There is also an ancient cemetery where an approximated 3,000 Incas are buried.
The village of Pisac has a large market that specializes in souvenirs, jewelry, alpaca fur goods and pottery.
The vendors and non-tourists on the street are mainly indigenous folk, some with llamas…
…and some with huge loads on their backs.
In Bolivia, Peru and Colombia, we saw many Volkswagon Beetles. Some were several decades old, but many were recent ones made in Brazil and Mexico. We got a kick out of this modified one with missing features.
Notice the restaurant mural in the back, this is a landmark for the village.
Ollantaytambo is known for its stone terraces and well-preserved ruins.
Each terrace level is quite high, up to 50 feet (15 meters). On each site throughout the Andes, their height was partially determined by the changing climatic zones as the hill went higher. Probably because this area was the home to Inca nobility, the walls were made of cut stones instead of rough fieldstones. This is the only site where the Inca won a battle against the Spanish using the terraces are barriers and flooding the valley. On the top of the steps are the remnants of a fort.
This an excellent location to see the sophistication of the Inca stone masonry.
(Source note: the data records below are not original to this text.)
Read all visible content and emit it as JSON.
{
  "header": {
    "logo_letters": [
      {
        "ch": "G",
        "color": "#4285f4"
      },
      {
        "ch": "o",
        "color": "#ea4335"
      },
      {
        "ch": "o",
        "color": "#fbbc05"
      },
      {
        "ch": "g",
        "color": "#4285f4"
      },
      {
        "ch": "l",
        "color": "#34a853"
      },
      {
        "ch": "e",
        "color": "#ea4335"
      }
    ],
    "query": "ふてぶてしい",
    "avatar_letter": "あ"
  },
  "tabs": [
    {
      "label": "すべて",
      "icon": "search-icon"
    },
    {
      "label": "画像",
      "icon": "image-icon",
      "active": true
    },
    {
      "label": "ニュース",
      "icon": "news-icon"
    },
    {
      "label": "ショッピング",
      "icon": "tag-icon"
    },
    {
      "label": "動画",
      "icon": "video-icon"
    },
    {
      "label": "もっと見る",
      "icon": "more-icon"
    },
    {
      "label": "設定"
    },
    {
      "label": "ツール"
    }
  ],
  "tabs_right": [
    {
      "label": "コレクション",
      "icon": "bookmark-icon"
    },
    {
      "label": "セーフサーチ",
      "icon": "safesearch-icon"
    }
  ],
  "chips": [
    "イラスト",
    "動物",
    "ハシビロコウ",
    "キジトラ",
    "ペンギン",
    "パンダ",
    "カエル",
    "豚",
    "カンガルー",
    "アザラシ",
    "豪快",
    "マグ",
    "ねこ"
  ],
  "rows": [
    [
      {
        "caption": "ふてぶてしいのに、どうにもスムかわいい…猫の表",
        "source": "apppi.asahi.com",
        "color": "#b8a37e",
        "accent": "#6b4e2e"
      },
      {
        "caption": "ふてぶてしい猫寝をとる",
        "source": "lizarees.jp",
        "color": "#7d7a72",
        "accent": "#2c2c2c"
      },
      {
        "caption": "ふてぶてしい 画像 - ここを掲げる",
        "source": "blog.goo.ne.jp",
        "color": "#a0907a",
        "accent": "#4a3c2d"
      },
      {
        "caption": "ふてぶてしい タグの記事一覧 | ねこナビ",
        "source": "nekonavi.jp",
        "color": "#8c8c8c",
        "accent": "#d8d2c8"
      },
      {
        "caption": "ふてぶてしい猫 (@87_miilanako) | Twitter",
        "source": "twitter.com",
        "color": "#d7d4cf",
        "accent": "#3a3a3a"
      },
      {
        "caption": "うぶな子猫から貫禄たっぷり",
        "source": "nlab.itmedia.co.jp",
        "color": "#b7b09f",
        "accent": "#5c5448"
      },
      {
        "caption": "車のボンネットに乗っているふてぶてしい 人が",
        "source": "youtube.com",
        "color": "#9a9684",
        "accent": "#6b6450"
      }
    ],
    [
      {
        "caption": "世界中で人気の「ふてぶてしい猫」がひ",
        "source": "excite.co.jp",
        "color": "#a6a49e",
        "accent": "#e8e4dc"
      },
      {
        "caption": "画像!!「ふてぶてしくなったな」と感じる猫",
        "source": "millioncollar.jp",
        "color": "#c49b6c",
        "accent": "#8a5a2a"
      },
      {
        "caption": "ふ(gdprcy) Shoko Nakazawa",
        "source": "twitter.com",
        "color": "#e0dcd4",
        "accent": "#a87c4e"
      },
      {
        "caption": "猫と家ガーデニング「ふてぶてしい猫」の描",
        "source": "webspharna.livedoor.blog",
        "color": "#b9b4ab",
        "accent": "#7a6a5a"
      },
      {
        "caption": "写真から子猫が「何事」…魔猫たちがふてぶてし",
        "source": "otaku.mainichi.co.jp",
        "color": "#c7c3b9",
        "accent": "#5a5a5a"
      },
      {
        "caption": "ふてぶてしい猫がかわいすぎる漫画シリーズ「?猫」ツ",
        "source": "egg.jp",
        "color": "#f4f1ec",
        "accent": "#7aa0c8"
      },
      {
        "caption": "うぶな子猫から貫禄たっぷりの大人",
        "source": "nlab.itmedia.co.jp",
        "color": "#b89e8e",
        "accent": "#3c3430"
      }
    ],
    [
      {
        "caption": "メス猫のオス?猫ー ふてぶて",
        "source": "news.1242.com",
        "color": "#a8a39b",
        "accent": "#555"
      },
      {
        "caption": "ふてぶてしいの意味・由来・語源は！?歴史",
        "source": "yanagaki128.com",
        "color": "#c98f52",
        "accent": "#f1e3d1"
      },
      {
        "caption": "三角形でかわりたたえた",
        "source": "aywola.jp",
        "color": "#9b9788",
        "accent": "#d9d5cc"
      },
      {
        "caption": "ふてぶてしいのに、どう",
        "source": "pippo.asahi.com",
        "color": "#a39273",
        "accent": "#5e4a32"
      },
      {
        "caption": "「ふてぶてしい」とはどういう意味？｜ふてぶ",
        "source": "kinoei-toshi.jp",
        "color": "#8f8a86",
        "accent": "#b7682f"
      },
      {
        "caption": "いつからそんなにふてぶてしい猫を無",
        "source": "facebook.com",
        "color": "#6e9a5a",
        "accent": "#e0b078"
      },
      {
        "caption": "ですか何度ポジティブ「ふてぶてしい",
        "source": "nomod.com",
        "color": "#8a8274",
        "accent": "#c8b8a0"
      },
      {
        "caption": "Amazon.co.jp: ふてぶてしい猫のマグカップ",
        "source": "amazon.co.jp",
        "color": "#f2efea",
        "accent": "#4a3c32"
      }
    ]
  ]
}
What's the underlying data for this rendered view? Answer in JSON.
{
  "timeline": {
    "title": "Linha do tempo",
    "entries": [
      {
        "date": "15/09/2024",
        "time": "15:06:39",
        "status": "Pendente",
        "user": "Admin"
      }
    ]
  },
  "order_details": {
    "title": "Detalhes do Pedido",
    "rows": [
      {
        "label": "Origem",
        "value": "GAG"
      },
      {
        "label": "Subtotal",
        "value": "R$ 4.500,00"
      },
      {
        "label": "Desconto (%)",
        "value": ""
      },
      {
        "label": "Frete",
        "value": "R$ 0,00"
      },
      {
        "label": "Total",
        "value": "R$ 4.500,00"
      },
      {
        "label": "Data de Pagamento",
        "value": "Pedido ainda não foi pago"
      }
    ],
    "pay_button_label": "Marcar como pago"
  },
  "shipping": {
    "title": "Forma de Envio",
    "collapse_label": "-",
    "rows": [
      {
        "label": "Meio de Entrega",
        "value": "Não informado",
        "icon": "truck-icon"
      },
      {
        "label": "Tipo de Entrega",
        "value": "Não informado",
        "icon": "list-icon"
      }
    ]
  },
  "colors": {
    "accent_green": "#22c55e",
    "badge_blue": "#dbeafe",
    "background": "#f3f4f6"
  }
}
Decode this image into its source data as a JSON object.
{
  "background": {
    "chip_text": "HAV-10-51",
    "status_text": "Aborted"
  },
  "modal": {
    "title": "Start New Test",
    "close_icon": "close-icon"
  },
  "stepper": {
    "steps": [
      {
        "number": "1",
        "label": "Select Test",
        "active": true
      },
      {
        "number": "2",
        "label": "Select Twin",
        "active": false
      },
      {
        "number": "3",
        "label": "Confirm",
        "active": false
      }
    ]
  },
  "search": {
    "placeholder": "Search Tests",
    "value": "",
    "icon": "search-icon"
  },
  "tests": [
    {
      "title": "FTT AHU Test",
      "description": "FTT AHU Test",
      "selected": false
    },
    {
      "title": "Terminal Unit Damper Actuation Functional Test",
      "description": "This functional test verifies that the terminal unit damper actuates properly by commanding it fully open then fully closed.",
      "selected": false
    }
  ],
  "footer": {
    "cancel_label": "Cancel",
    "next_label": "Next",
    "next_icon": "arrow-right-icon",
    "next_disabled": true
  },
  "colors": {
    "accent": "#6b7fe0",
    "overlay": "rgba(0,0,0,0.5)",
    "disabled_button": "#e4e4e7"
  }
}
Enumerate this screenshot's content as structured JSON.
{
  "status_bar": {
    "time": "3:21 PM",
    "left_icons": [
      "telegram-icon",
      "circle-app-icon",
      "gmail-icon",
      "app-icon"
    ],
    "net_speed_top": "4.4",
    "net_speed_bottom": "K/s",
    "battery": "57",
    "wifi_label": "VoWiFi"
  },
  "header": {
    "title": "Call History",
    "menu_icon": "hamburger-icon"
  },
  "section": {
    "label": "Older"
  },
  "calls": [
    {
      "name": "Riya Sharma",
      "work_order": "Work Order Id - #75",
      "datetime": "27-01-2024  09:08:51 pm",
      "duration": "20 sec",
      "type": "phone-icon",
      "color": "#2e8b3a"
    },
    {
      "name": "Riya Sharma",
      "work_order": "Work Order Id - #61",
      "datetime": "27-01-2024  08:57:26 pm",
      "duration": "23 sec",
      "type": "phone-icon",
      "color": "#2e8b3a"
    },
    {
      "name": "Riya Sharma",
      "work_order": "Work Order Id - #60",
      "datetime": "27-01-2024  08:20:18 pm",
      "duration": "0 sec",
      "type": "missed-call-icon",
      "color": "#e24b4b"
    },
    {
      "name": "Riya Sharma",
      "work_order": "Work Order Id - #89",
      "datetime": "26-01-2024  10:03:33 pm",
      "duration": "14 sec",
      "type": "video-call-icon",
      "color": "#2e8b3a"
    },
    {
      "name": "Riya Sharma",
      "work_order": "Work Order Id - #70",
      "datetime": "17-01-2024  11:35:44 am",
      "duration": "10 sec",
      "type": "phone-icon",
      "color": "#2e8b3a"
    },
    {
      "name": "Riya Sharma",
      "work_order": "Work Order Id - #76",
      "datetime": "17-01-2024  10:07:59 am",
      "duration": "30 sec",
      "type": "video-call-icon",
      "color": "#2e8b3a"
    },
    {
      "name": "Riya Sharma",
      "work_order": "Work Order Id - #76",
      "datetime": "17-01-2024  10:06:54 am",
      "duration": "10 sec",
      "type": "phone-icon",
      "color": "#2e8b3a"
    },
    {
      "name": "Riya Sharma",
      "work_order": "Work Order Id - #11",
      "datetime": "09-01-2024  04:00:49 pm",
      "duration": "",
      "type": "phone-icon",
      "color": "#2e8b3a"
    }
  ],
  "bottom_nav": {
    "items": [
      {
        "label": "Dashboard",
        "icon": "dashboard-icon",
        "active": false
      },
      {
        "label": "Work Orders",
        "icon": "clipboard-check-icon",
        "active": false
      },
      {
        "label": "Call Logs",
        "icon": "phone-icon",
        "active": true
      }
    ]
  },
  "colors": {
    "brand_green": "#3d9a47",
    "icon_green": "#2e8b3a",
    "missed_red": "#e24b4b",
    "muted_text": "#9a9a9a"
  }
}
As they were still building when the Spanish invaded, there are uncut and partially cut stones never placed.
The Incas mastered making stone walls that lasted centuries, all without mortar. They did this using protrusions wedged into holes of the accompany blocks, as you can see in this unfinished wall.
They finely cut each stone, using stone hammers, that fit together with incredible snugness and in a pattern to absorb shock during periodic earthquakes. For style they made trapezoidal windows (no arches) and tilted walls.
The most astonishing aspect of their work is how they carried incredibly heavy stones from the quarry to the building location, often up steep inclines, without knowing about the wheel. They did it by using tens of thousands of workers dragging them over gravel-covered roads and ramps, which incidentally polished them.
After we huffed and puffed up the hill, we turned around and saw the magnificent valley and the village of Ollantaytambo.
The mountain on the left, next to the Patacancha River, is the Tamboqhasa. It has stone terraces ascending to a temple and fortress ruins on a natural ledge.
After two weeks of acclimating to the altitude, experiencing local traditions and learning about Inca history, we were ready for the Inca Trail. See the next post: Peru – Part 2 – Inca Trail and Machu Pichu.